Initially, the PPWSA used to charge $200 to install a meter and $1000 for a water supply connection. After bargaining with the supply teams, the result was a staggering price reduction to $15 per water meter – making water more affordable and available to the consumers. Accepting the corrupt environment and expelling the racketeers gave him wider public acceptance and trust.
In Nepal, although the public sentiment is against the current government, Ghising had regularly shared the credit with the government. One should know how to extract support even while filing differences with the government. Various attempts were made to discredit and topple him, including corruption charges in the purchase of LED light bulbs, but none were successful.
Political appointment alone is not sufficient. Both Ghising and Chan have a robust engineering background with demonstrated experience needed for their posts. Not only should employees of public organisations undergo training, their seriousness during the trainings and the outcome in the field should also be calibrated through different exams. Those who outperform should be allowed to move up the ranks with more challenges, responsibilities, rewards and recognition. With these policies, the PPWSA carries out almost every activity without any contractors.
Under the leadership of Chan, people of Phnom Penh and other major parts of Cambodia can directly drink water 24/7 from the taps connected to their houses. The population served by it has increased from 25 per cent to more than 90 per cent. Non-revenue water has decreased from 72 per cent to 6.2 per cent — comparable to that of Singapore and Denmark.
Production capacity and distribution network has increased by 262 per cent and 456 per cent respectively.
With these transformations, it has set a global example that it is possible to transform a public institution even within a very corrupt system. Today the PPWSA is listed and traded in the stock exchange of Cambodia.
Similarly, NEA, which was on the verge of going bankrupt, has become the most profitable public company just within four years of Ghising’s leadership, supplying 24/7 electricity to its customers. It is all about leadership.
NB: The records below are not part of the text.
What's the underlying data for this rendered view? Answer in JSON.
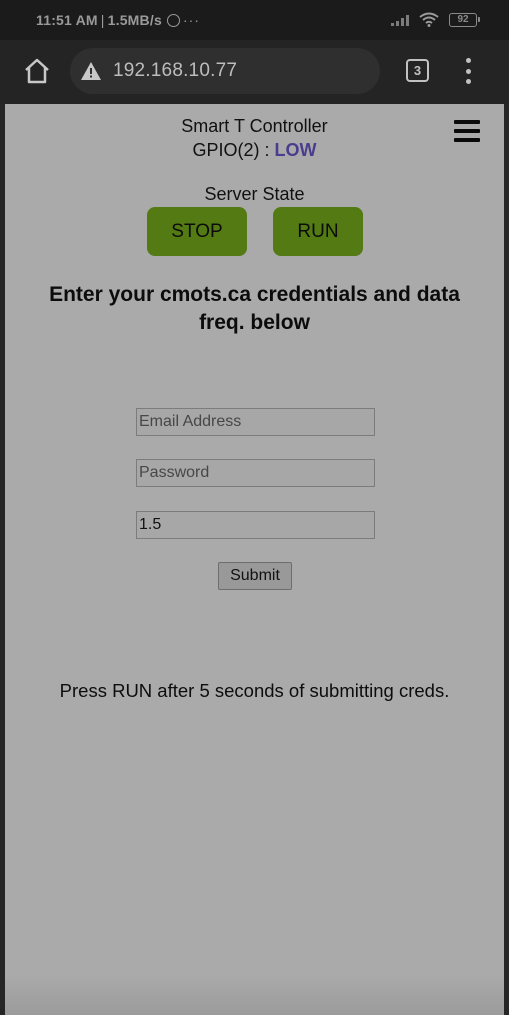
{
  "status_bar": {
    "time": "11:51 AM",
    "separator": "|",
    "speed": "1.5MB/s",
    "dots": "···",
    "battery": "92"
  },
  "browser": {
    "url": "192.168.10.77",
    "tab_count": "3"
  },
  "page": {
    "title": "Smart T Controller",
    "gpio_label": "GPIO(2) : ",
    "gpio_value": "LOW",
    "server_state_label": "Server State",
    "stop_label": "STOP",
    "run_label": "RUN",
    "heading": "Enter your cmots.ca credentials and data freq. below",
    "email_placeholder": "Email Address",
    "password_placeholder": "Password",
    "freq_value": "1.5",
    "submit_label": "Submit",
    "note": "Press RUN after 5 seconds of submitting creds."
  },
  "colors": {
    "run_stop_button": "#537a13",
    "gpio_value": "#4a3d8e",
    "page_background": "#aaaaaa"
  },
  "icons": [
    "home-icon",
    "warning-icon",
    "tabs-icon",
    "more-vert-icon",
    "hamburger-menu-icon",
    "whatsapp-icon",
    "signal-icon",
    "wifi-icon",
    "battery-icon"
  ]
}
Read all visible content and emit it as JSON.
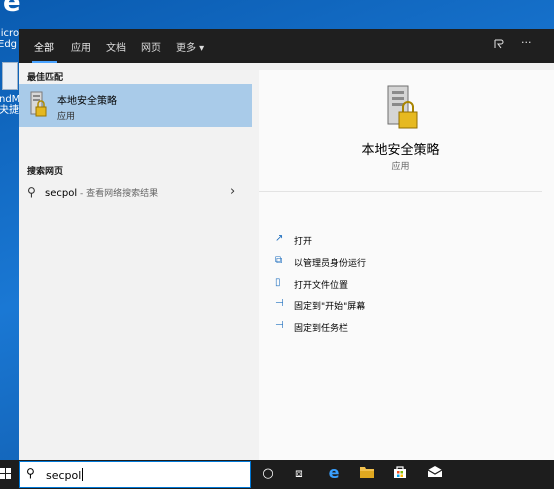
{
  "desktop": {
    "edge_label": "licro\nEdg",
    "icon2_label": "ndM\n夬捷\n"
  },
  "topbar": {
    "tabs": [
      {
        "label": "全部",
        "active": true
      },
      {
        "label": "应用",
        "active": false
      },
      {
        "label": "文档",
        "active": false
      },
      {
        "label": "网页",
        "active": false
      },
      {
        "label": "更多 ▾",
        "active": false
      }
    ],
    "feedback_icon": "feedback-icon",
    "more_icon": "more-options-icon"
  },
  "results": {
    "best_match_header": "最佳匹配",
    "best_match": {
      "name": "本地安全策略",
      "type": "应用"
    },
    "web_header": "搜索网页",
    "web_query": "secpol",
    "web_hint": " - 查看网络搜索结果"
  },
  "detail": {
    "title": "本地安全策略",
    "type": "应用",
    "actions": [
      {
        "icon": "open-icon",
        "label": "打开"
      },
      {
        "icon": "admin-run-icon",
        "label": "以管理员身份运行"
      },
      {
        "icon": "folder-location-icon",
        "label": "打开文件位置"
      },
      {
        "icon": "pin-start-icon",
        "label": "固定到\"开始\"屏幕"
      },
      {
        "icon": "pin-taskbar-icon",
        "label": "固定到任务栏"
      }
    ]
  },
  "taskbar": {
    "search_value": "secpol",
    "icons": [
      "cortana-icon",
      "task-view-icon",
      "edge-icon",
      "file-explorer-icon",
      "store-icon",
      "mail-icon"
    ]
  },
  "colors": {
    "accent": "#0078d7",
    "selected": "#a9cbe9",
    "topbar": "#1f1f1f",
    "taskbar": "#1d1d1d"
  }
}
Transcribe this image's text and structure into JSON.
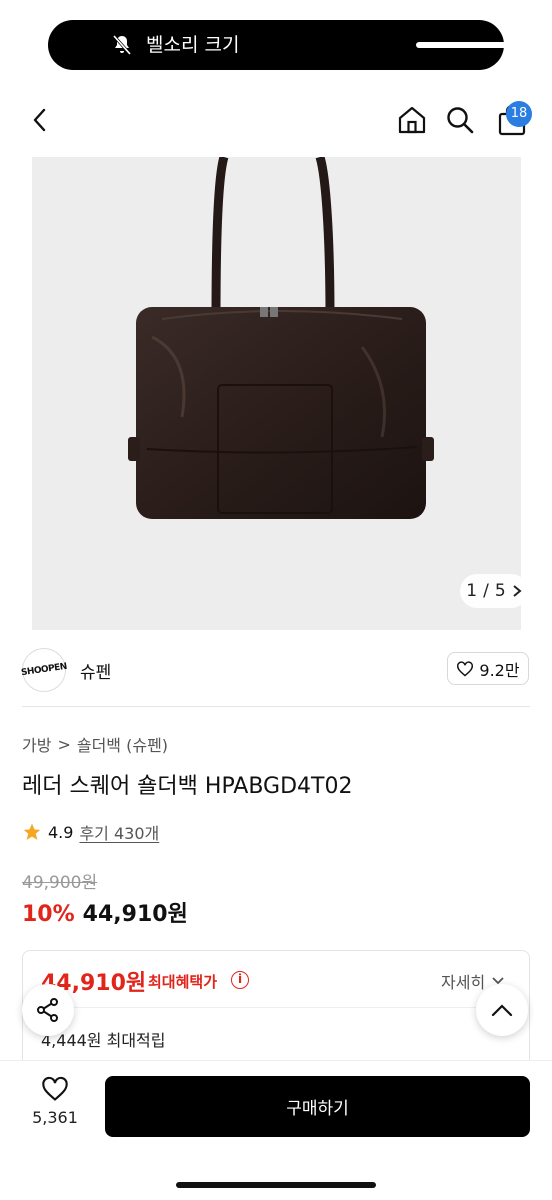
{
  "status": {
    "ringer_label": "벨소리 크기"
  },
  "header": {
    "cart_count": "18",
    "icons": [
      "back-icon",
      "home-icon",
      "search-icon",
      "cart-icon"
    ]
  },
  "gallery": {
    "page_current": "1",
    "page_sep": "/",
    "page_total": "5"
  },
  "brand": {
    "logo_text": "SHOOPEN",
    "name": "슈펜",
    "likes": "9.2만"
  },
  "breadcrumb": {
    "first": "가방",
    "sep": ">",
    "second": "숄더백 (슈펜)"
  },
  "product": {
    "title": "레더 스퀘어 숄더백 HPABGD4T02",
    "rating": "4.9",
    "reviews": "후기 430개",
    "original_price": "49,900원",
    "discount": "10%",
    "price": "44,910원"
  },
  "benefit": {
    "max_price": "44,910원",
    "max_label": "최대혜택가",
    "info": "i",
    "detail": "자세히",
    "points": "4,444원 최대적립"
  },
  "bottom": {
    "wish_count": "5,361",
    "buy_label": "구매하기"
  },
  "colors": {
    "accent_red": "#e1251b",
    "badge_blue": "#2a7de1",
    "bag": "#2b1f1c"
  }
}
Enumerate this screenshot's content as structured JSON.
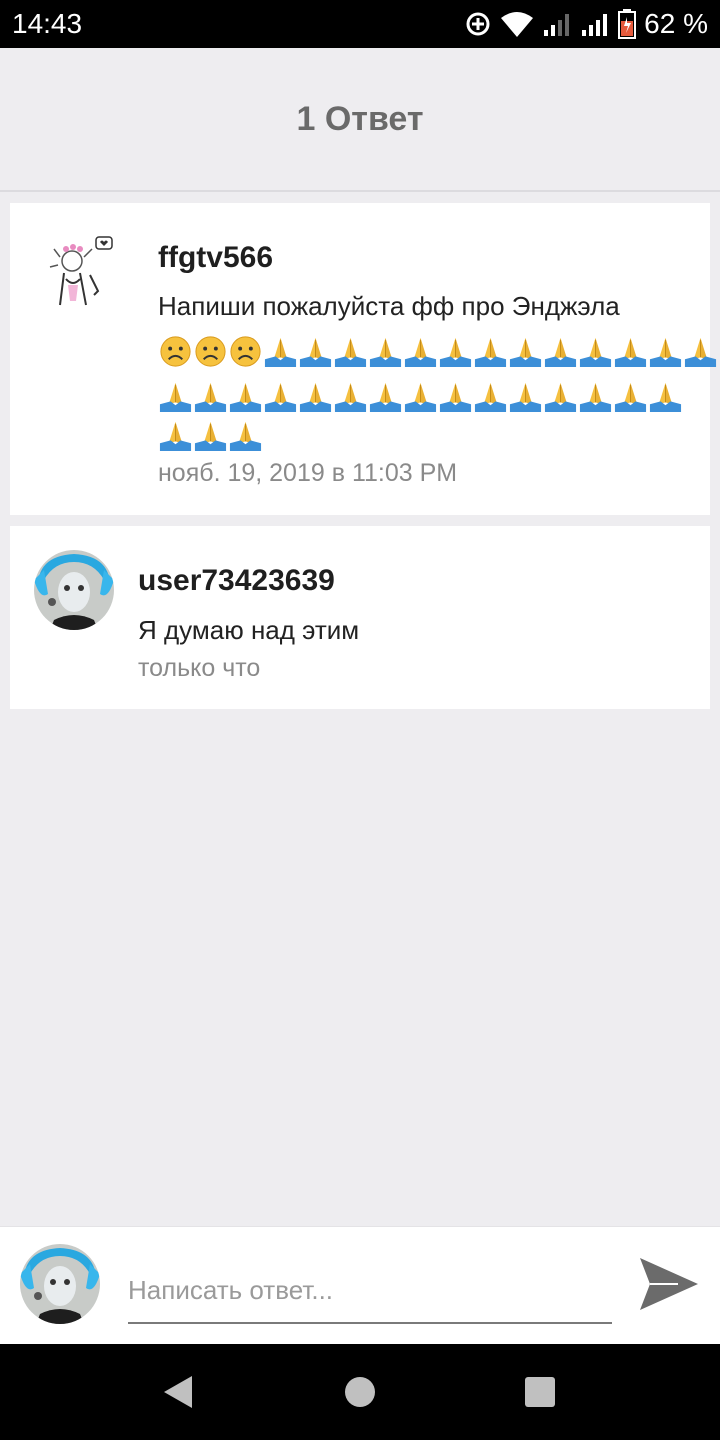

There are many such stories around the world. The Local Government Engineering Department (LGED) of Bangladesh, National Water and Sewerage Corporation (NWSC) of Kampala, Uganda and Departmento Municipal de Agua e Esgotos (DMAE) of Parto Alegre, Brazil are some other success stories.
National level institutions have been transformed, but what about the nation itself? To realise the overall national level transformation to happen, leaders like Chan and Ghising from the developing world should govern their national politics, not just a small institution.
The question is, how did these two leaders bring about change without undermining their integrity? Part of the answer lies in the political will to establish platforms.
The then energy minister appointed Ghising, and Chan was appointed by the then Mayor of Phnom Penh, giving them political support to push through the reforms
Dhakal @watersagar is an engineer and policy and management graduate from University of Oxford, UK
Source : The Himalayan Times.